» Exercise brief
From the first line to the last, please print the entries exactly, omitting pictures.

» Information provided
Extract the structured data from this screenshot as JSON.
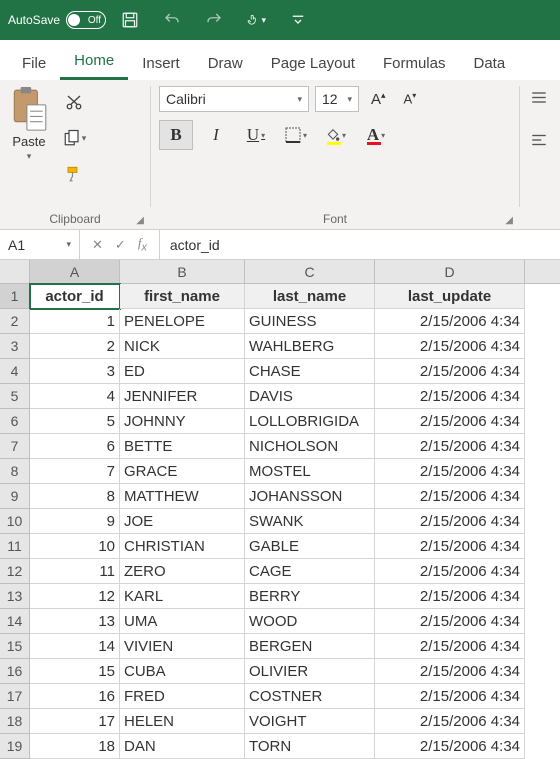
{
  "titlebar": {
    "autosave_label": "AutoSave",
    "autosave_state": "Off"
  },
  "menu": {
    "tabs": [
      "File",
      "Home",
      "Insert",
      "Draw",
      "Page Layout",
      "Formulas",
      "Data"
    ],
    "active": "Home"
  },
  "ribbon": {
    "clipboard_label": "Clipboard",
    "paste_label": "Paste",
    "font_label": "Font",
    "font_name": "Calibri",
    "font_size": "12"
  },
  "formula_bar": {
    "cell_ref": "A1",
    "formula": "actor_id"
  },
  "grid": {
    "columns": [
      "A",
      "B",
      "C",
      "D"
    ],
    "headers": [
      "actor_id",
      "first_name",
      "last_name",
      "last_update"
    ],
    "rows": [
      {
        "id": "1",
        "first": "PENELOPE",
        "last": "GUINESS",
        "upd": "2/15/2006 4:34"
      },
      {
        "id": "2",
        "first": "NICK",
        "last": "WAHLBERG",
        "upd": "2/15/2006 4:34"
      },
      {
        "id": "3",
        "first": "ED",
        "last": "CHASE",
        "upd": "2/15/2006 4:34"
      },
      {
        "id": "4",
        "first": "JENNIFER",
        "last": "DAVIS",
        "upd": "2/15/2006 4:34"
      },
      {
        "id": "5",
        "first": "JOHNNY",
        "last": "LOLLOBRIGIDA",
        "upd": "2/15/2006 4:34"
      },
      {
        "id": "6",
        "first": "BETTE",
        "last": "NICHOLSON",
        "upd": "2/15/2006 4:34"
      },
      {
        "id": "7",
        "first": "GRACE",
        "last": "MOSTEL",
        "upd": "2/15/2006 4:34"
      },
      {
        "id": "8",
        "first": "MATTHEW",
        "last": "JOHANSSON",
        "upd": "2/15/2006 4:34"
      },
      {
        "id": "9",
        "first": "JOE",
        "last": "SWANK",
        "upd": "2/15/2006 4:34"
      },
      {
        "id": "10",
        "first": "CHRISTIAN",
        "last": "GABLE",
        "upd": "2/15/2006 4:34"
      },
      {
        "id": "11",
        "first": "ZERO",
        "last": "CAGE",
        "upd": "2/15/2006 4:34"
      },
      {
        "id": "12",
        "first": "KARL",
        "last": "BERRY",
        "upd": "2/15/2006 4:34"
      },
      {
        "id": "13",
        "first": "UMA",
        "last": "WOOD",
        "upd": "2/15/2006 4:34"
      },
      {
        "id": "14",
        "first": "VIVIEN",
        "last": "BERGEN",
        "upd": "2/15/2006 4:34"
      },
      {
        "id": "15",
        "first": "CUBA",
        "last": "OLIVIER",
        "upd": "2/15/2006 4:34"
      },
      {
        "id": "16",
        "first": "FRED",
        "last": "COSTNER",
        "upd": "2/15/2006 4:34"
      },
      {
        "id": "17",
        "first": "HELEN",
        "last": "VOIGHT",
        "upd": "2/15/2006 4:34"
      },
      {
        "id": "18",
        "first": "DAN",
        "last": "TORN",
        "upd": "2/15/2006 4:34"
      }
    ]
  }
}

» Result
Extract the structured data from this screenshot as JSON.
{
  "titlebar": {
    "autosave_label": "AutoSave",
    "autosave_state": "Off"
  },
  "menu": {
    "tabs": [
      "File",
      "Home",
      "Insert",
      "Draw",
      "Page Layout",
      "Formulas",
      "Data"
    ],
    "active": "Home"
  },
  "ribbon": {
    "clipboard_label": "Clipboard",
    "paste_label": "Paste",
    "font_label": "Font",
    "font_name": "Calibri",
    "font_size": "12"
  },
  "formula_bar": {
    "cell_ref": "A1",
    "formula": "actor_id"
  },
  "grid": {
    "columns": [
      "A",
      "B",
      "C",
      "D"
    ],
    "headers": [
      "actor_id",
      "first_name",
      "last_name",
      "last_update"
    ],
    "rows": [
      {
        "id": "1",
        "first": "PENELOPE",
        "last": "GUINESS",
        "upd": "2/15/2006 4:34"
      },
      {
        "id": "2",
        "first": "NICK",
        "last": "WAHLBERG",
        "upd": "2/15/2006 4:34"
      },
      {
        "id": "3",
        "first": "ED",
        "last": "CHASE",
        "upd": "2/15/2006 4:34"
      },
      {
        "id": "4",
        "first": "JENNIFER",
        "last": "DAVIS",
        "upd": "2/15/2006 4:34"
      },
      {
        "id": "5",
        "first": "JOHNNY",
        "last": "LOLLOBRIGIDA",
        "upd": "2/15/2006 4:34"
      },
      {
        "id": "6",
        "first": "BETTE",
        "last": "NICHOLSON",
        "upd": "2/15/2006 4:34"
      },
      {
        "id": "7",
        "first": "GRACE",
        "last": "MOSTEL",
        "upd": "2/15/2006 4:34"
      },
      {
        "id": "8",
        "first": "MATTHEW",
        "last": "JOHANSSON",
        "upd": "2/15/2006 4:34"
      },
      {
        "id": "9",
        "first": "JOE",
        "last": "SWANK",
        "upd": "2/15/2006 4:34"
      },
      {
        "id": "10",
        "first": "CHRISTIAN",
        "last": "GABLE",
        "upd": "2/15/2006 4:34"
      },
      {
        "id": "11",
        "first": "ZERO",
        "last": "CAGE",
        "upd": "2/15/2006 4:34"
      },
      {
        "id": "12",
        "first": "KARL",
        "last": "BERRY",
        "upd": "2/15/2006 4:34"
      },
      {
        "id": "13",
        "first": "UMA",
        "last": "WOOD",
        "upd": "2/15/2006 4:34"
      },
      {
        "id": "14",
        "first": "VIVIEN",
        "last": "BERGEN",
        "upd": "2/15/2006 4:34"
      },
      {
        "id": "15",
        "first": "CUBA",
        "last": "OLIVIER",
        "upd": "2/15/2006 4:34"
      },
      {
        "id": "16",
        "first": "FRED",
        "last": "COSTNER",
        "upd": "2/15/2006 4:34"
      },
      {
        "id": "17",
        "first": "HELEN",
        "last": "VOIGHT",
        "upd": "2/15/2006 4:34"
      },
      {
        "id": "18",
        "first": "DAN",
        "last": "TORN",
        "upd": "2/15/2006 4:34"
      }
    ]
  }
}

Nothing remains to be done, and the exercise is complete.